* AIM OF THE TASK *
Tell how many lines in these records contain the string "When", with only the number as the reply.

+++ RECORDED DATA

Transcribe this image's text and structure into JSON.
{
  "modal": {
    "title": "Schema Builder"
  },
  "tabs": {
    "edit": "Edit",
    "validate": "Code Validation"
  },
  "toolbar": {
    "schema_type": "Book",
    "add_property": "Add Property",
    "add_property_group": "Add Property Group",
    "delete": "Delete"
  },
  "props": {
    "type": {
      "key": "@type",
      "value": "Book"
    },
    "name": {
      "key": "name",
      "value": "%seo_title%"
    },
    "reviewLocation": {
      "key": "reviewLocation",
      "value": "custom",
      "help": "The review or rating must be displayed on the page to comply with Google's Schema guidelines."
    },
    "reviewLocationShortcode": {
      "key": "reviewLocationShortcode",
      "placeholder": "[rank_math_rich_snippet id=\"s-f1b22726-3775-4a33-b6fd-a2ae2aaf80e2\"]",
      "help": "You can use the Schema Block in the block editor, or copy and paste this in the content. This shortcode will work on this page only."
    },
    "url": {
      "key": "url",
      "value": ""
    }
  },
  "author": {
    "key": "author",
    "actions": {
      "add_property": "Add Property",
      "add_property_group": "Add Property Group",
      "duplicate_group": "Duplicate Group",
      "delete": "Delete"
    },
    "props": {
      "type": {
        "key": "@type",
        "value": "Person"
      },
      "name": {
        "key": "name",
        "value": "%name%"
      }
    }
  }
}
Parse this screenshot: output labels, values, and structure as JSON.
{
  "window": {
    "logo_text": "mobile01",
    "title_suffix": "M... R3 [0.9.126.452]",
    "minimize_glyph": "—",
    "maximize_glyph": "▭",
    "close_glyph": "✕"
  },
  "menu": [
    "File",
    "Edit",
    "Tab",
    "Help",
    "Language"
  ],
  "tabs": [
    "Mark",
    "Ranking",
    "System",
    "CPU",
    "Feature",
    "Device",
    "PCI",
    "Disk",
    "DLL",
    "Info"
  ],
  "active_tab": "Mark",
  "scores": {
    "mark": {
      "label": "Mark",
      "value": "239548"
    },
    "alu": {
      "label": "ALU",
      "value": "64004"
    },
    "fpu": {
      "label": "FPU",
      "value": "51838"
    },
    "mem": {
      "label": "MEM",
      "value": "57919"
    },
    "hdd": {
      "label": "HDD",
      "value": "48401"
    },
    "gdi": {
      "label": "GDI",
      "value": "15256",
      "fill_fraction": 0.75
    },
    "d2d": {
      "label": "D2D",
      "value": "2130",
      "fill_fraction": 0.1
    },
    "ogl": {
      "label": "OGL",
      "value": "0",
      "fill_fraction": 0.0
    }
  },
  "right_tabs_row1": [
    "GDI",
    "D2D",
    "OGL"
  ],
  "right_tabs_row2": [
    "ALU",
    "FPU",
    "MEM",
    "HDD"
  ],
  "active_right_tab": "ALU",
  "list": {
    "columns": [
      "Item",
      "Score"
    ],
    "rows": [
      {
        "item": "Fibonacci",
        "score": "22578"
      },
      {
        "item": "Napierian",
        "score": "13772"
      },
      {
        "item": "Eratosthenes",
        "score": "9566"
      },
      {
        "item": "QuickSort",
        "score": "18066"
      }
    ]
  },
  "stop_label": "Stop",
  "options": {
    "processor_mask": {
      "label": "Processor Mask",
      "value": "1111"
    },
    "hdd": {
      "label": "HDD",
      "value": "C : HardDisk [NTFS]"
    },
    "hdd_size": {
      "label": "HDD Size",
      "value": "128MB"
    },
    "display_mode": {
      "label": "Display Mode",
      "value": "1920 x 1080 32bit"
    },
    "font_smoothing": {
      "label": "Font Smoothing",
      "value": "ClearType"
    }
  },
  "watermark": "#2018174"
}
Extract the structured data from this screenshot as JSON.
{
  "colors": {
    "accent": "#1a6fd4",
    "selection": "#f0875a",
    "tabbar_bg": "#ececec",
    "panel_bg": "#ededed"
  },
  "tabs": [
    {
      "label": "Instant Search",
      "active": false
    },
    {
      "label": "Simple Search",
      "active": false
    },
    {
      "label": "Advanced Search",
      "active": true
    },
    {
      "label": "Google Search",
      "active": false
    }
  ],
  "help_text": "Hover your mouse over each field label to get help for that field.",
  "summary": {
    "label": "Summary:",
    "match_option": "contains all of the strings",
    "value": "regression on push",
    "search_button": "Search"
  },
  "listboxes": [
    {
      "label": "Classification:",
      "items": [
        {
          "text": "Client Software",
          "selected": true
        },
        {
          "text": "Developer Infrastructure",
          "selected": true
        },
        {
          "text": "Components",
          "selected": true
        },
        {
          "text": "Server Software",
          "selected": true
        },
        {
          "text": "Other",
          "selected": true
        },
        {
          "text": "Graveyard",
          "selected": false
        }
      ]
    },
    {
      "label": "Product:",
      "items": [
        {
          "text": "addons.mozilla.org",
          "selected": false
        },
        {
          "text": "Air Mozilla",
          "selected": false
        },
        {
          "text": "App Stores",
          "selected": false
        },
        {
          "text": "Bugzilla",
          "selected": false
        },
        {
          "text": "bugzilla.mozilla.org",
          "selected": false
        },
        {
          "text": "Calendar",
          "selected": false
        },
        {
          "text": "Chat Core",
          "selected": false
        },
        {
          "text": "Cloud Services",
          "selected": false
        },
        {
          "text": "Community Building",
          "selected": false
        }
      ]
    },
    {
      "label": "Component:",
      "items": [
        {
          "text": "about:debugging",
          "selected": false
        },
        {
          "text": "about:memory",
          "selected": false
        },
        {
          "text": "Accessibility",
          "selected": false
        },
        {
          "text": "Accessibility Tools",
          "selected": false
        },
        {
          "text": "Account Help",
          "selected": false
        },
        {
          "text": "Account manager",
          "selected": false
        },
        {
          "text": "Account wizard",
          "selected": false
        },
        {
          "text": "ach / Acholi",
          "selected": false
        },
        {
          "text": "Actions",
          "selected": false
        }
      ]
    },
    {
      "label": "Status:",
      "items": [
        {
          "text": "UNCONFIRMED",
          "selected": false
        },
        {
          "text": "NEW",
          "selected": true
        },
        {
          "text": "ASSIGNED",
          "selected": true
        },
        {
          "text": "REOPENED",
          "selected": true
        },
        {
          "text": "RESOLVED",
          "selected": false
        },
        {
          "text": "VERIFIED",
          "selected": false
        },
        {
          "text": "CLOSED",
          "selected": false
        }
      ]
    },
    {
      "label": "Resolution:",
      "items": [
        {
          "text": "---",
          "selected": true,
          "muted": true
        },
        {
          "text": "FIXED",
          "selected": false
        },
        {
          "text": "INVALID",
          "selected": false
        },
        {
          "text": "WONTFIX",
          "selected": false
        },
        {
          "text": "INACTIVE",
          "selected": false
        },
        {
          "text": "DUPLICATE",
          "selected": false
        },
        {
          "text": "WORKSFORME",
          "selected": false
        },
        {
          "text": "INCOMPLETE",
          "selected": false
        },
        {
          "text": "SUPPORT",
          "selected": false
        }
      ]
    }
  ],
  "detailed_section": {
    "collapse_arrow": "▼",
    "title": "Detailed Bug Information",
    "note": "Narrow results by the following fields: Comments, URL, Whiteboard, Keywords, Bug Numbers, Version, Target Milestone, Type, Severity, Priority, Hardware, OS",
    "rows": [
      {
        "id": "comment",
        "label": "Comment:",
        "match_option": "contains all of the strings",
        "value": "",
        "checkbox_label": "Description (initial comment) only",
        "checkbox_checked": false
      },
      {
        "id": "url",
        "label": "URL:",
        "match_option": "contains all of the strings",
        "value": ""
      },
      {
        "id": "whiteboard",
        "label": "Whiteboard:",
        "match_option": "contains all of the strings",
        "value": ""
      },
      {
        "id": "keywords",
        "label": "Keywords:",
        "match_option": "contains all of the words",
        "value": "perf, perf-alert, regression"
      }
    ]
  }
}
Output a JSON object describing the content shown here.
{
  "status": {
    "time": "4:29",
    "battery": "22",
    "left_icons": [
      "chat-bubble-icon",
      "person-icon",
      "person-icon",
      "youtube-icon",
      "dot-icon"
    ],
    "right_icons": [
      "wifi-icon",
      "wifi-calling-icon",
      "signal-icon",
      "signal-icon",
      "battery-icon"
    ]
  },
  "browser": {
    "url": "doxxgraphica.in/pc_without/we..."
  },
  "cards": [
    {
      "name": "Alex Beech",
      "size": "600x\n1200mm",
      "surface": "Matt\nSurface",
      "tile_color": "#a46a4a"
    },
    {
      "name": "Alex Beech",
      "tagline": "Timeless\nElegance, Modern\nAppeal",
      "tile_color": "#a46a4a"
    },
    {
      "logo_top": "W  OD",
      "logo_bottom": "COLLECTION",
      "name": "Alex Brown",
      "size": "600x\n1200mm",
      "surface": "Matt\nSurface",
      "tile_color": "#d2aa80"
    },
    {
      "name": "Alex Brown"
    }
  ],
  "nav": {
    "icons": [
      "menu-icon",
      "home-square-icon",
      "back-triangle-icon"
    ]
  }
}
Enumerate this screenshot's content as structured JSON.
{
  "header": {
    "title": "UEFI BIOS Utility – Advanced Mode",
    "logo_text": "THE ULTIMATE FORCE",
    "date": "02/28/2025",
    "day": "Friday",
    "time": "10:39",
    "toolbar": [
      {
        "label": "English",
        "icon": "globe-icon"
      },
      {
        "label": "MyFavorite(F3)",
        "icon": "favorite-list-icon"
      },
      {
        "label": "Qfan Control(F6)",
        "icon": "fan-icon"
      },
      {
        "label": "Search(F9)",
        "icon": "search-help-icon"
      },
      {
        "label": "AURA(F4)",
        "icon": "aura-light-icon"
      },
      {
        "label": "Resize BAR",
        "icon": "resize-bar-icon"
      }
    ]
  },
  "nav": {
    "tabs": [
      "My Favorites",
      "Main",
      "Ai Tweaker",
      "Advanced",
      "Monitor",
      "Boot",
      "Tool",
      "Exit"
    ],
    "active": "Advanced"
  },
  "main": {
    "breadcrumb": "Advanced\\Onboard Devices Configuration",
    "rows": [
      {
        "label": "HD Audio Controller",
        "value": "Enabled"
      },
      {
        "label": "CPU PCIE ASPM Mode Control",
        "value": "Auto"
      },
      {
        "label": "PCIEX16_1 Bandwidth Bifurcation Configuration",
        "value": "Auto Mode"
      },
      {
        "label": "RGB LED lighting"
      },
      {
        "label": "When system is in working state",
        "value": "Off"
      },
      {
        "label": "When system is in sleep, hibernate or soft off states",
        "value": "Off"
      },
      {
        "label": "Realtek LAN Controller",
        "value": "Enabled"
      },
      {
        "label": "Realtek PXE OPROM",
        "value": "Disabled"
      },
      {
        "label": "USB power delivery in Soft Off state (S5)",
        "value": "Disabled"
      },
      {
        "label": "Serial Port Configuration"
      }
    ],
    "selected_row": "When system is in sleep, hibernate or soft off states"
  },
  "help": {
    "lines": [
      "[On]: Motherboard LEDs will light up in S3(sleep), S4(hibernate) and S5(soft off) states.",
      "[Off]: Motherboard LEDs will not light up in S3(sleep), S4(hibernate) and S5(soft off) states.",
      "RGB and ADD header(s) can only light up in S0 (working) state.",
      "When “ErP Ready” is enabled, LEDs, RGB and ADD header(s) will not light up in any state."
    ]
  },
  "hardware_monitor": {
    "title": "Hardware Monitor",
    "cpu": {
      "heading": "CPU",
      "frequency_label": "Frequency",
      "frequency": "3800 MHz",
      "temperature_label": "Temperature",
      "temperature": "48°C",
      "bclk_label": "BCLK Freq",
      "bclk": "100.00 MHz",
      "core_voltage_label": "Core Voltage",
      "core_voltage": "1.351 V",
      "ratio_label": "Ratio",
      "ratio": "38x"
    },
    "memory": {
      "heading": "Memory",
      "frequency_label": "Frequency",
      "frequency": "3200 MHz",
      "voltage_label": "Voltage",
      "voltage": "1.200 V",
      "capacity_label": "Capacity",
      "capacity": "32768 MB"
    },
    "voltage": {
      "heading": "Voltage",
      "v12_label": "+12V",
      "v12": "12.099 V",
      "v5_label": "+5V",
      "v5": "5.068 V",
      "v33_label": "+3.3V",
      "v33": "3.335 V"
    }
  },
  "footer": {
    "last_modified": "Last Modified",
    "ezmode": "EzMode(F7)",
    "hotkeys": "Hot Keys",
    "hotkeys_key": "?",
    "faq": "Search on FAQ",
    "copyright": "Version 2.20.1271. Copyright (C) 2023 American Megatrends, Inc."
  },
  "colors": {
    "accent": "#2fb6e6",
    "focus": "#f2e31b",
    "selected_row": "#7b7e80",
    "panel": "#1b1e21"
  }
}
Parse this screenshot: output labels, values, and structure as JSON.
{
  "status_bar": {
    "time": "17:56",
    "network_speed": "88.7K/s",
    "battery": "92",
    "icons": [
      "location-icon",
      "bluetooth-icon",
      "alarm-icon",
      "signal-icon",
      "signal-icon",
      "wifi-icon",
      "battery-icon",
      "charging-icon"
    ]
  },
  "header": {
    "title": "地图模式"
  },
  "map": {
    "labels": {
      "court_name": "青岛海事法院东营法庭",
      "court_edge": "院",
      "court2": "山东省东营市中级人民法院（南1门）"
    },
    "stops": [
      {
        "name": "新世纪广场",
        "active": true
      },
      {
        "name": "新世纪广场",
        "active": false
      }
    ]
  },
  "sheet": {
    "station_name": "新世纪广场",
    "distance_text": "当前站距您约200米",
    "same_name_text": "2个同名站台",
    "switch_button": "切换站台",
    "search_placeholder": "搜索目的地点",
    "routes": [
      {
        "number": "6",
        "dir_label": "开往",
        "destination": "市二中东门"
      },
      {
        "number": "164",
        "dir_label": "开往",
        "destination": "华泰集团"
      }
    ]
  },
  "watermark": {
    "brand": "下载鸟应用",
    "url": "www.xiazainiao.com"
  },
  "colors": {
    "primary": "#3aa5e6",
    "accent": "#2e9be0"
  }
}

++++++

* WRITTEN RESPONSE *
4